Not everyone has a sprawling backyard in which to construct a temple to the pool gods. A house with restricted backyard space requires a pool to be fitted to specific parameters, but I suggest you ensure that it is not at the expense of pool deck space. If you shoehorn a pool to occupy the majority of your cramped backyard, you may regret the lack of space to walk around for those non-pool parties (if there is such a thing).
Even the more avid pool owners spend the majority of their time around the pool rather than in it. So, do not think of it as sacrificing pool space for more deck room, but rather making room for a cool barbecue or a fire pit to accessorize your pool area. More space gives you more options.

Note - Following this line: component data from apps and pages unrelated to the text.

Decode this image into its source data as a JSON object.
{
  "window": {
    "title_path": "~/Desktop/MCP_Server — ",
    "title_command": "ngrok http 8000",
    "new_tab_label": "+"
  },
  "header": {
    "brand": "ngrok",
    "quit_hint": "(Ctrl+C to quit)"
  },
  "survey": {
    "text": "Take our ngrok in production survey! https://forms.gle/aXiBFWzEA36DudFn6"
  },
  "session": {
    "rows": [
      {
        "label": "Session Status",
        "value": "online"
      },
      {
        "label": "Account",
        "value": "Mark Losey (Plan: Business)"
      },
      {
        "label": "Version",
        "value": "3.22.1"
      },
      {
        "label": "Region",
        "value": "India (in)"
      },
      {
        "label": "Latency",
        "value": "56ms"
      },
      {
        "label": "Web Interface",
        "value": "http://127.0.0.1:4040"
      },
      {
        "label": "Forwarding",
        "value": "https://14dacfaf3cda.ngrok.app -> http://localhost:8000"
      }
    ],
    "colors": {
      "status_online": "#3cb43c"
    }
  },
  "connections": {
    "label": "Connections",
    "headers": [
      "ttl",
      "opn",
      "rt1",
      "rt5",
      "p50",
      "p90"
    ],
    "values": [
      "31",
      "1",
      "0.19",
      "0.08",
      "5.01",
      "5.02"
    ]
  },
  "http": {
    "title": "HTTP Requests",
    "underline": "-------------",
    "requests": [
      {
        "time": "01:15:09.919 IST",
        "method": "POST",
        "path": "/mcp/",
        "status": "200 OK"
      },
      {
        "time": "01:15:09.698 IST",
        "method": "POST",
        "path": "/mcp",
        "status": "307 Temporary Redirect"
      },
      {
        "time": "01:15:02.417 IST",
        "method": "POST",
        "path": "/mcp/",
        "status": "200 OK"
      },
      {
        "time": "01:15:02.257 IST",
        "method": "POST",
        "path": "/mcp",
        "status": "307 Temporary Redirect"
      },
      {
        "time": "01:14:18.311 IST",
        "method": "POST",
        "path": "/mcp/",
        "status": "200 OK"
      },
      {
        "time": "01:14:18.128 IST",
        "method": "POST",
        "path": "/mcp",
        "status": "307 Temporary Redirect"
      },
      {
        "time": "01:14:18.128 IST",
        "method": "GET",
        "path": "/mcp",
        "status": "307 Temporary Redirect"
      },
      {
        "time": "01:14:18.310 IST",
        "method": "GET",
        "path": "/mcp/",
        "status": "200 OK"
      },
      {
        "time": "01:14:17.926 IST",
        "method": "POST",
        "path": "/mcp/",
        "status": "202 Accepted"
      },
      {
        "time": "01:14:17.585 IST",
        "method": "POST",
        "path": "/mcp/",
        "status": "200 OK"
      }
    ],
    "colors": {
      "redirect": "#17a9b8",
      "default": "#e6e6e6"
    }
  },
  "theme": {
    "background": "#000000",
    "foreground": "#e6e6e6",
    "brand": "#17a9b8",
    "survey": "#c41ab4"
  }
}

A pool is a hub for family fun and friendly get-togethers in the summer, but unfortunately not every prospective homeowner wants one in his/her backyard. Prospective home buyers may skip over a house listing if it features a pool or one that is larger than average. Homeowners who are new to pools may be hesitant to dive headlong in maintaining a 25,000-gallon pool whereas a small pool may intrigue buyers who want a “starter pool” or need one for therapeutic reasons.
If you are considering installing a pool to increase the value of your house, stop and do some research. Depending on your area, the addition of a pool to a property may increase the value of your house less than half of what the pool will cost to install. And again, your new addition may shrink the pool of buyers making it a tad harder to sell on the market. Pun intended.
If you have any questions on your above ground pool then we would be happy to help, feel free to give us a call at 1-877-372-6038 or email us at firstname.lastname@example.org. If you liked this article then make sure to sign up for Blog and get our Free 128 Page Pool Care Guide.